From 18th to 22nd of June, 2018, an advisory expert body to the United Nations General Assembly convened in New York to discuss threats to the oceans posed by underwater noise. Their report is now being transmitted to the General Assembly.

Sigrid Lüber, president of international marine conservation organisation OceanCare, had been the first to address this issue with the UN in 2004, and now headed a delegation of six experts. Nicolas Entrup, part of the team, gave a talk about potential socioeconomic impacts of anthropogenic noise. In the run-up to the meeting, Dr. Linda Weilgart, Dalhousie University, evaluated all available scientific literature on the impact of noise on fish and marine invertebrates for a report commissioned by OceanCare. The findings of this report ring the alarm bells for urgent conservation measures.

Two news agencies – Agence France Presse (AFP) and Austrian Press Agency (APA) – featured reports about the outcome of the conference:

These are some of the main conclusions of the meeting:

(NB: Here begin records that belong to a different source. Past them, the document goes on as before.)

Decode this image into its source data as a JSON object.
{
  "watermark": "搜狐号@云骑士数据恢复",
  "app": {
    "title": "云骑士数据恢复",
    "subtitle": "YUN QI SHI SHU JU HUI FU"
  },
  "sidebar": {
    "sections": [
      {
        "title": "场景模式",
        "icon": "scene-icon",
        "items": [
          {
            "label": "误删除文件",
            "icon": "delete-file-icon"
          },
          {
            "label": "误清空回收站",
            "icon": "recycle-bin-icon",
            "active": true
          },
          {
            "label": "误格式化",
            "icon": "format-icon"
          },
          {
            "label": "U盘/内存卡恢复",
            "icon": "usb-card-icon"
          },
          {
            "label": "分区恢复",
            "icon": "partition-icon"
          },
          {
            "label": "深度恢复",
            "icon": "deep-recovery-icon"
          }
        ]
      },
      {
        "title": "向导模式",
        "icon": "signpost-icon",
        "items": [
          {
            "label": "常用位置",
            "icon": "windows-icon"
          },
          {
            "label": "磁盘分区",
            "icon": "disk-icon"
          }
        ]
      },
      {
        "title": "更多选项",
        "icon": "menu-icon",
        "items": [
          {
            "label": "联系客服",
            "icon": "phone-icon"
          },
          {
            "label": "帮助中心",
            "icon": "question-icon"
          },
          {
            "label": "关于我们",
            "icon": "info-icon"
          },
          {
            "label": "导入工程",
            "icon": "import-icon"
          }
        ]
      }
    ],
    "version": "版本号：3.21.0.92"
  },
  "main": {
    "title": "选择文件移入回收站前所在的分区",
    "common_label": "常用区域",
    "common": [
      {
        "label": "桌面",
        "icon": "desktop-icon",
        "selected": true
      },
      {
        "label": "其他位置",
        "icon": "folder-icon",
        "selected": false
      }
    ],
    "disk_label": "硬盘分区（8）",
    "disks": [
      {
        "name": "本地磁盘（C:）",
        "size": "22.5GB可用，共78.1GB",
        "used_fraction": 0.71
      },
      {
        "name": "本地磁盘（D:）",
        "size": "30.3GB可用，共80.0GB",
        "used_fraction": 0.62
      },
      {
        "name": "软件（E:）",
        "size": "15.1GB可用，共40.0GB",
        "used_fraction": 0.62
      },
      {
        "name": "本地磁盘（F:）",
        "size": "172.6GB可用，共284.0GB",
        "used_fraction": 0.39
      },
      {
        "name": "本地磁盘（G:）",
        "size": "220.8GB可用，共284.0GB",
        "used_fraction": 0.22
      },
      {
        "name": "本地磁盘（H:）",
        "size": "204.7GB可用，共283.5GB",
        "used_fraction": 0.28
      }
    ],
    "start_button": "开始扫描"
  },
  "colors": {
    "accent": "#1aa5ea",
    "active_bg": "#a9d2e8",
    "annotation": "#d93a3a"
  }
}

  1. Underwater noise acknowledged as a form of marine noise pollution.
  2. Socio-economic impacts of activities emitting noise into the ocean shall be investigated.
  3. Call on the international community to implement the guidelines developed by two conventions within the UN framework – the Convention on the Conservation of Migratory Species (CMS) and the International Maritime Organisation (IMO) – on environmental impact assessments prior to noise-generating activities and on reducing underwater noise from commercial shipping.
  4. Call on countries to adopt regulations which create incentives for the development of noise reducing technologies.
2018-06-28T10:33:48+00:00